⚽ Students are over 4 times more likely to drop out of school if they are unable to read proficiently by the 3rd grade. I ran across that fact a few days ago and was dumfounded. I know that by the time I was in the 3rd grade I had a stack of comic books that were waist high. Our little two room grade school didn’t have a library, so the only reading material available were comic books. If I came across something I couldn’t pronounce, or understand, I went running to my mother with my index finger firmly glued to the offending word. By age 9 (1950), I felt I had mastered the art of reading😊. I recall that in one comic book the person was watching TV, and I wondered “what in the heck is a TV”? I also remember reading Dick Tracy in the Sunday Comics and being amazed when he would talk to someone far away by speaking into his watch. It took about seventy years for that to happen. With all the opportunities to read now, it’s inconceivable that our young children cannot read well. I do believe the ability to read is a cornerstone for success in life. I have only known three people that were illiterate. One was very successful, one lived comfortably, and the other one depended on her husband for her livelihood. I believe it is important to stress the importance of an education to our young people. Likely, today’s environment demands a college education to live a fulfilling life, but it is not impossible to make a good living minus a college degree. It just makes it infinitely harder to accomplish.
How do we help our young people get their education without incurring a mountain of debt? Well, immediately after WWII, we allowed all ex-servicemen to attend 4 years of college under the GI Bill for free. That investment in America’s future paid dividends, so why can’t we do something similar now? Allow each high school graduate the opportunity to get 4 years of college for 2 years of community service in their chosen field immediately afterwards. Failing to do so would require repayment of the cost of their education. Also, if the student dropped out of college before completion, they would have to repay their educational cost to that point. I’m confident the law would have to be more complex than what I’ve described, but smarter people could surely come up with a viable plan.

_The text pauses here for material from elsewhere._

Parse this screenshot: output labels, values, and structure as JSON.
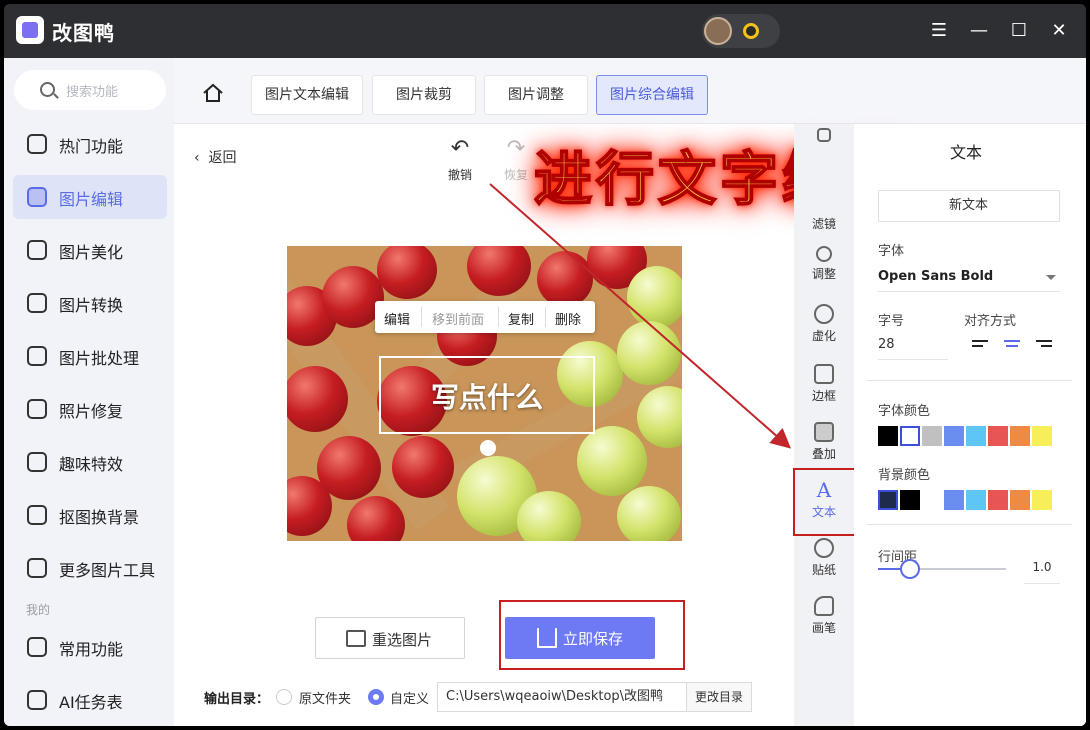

Alice James said, “I wonder whether if I’d had an education I should have been more or less a fool than I am,”. You know, I sometimes wonder that same thing! 😊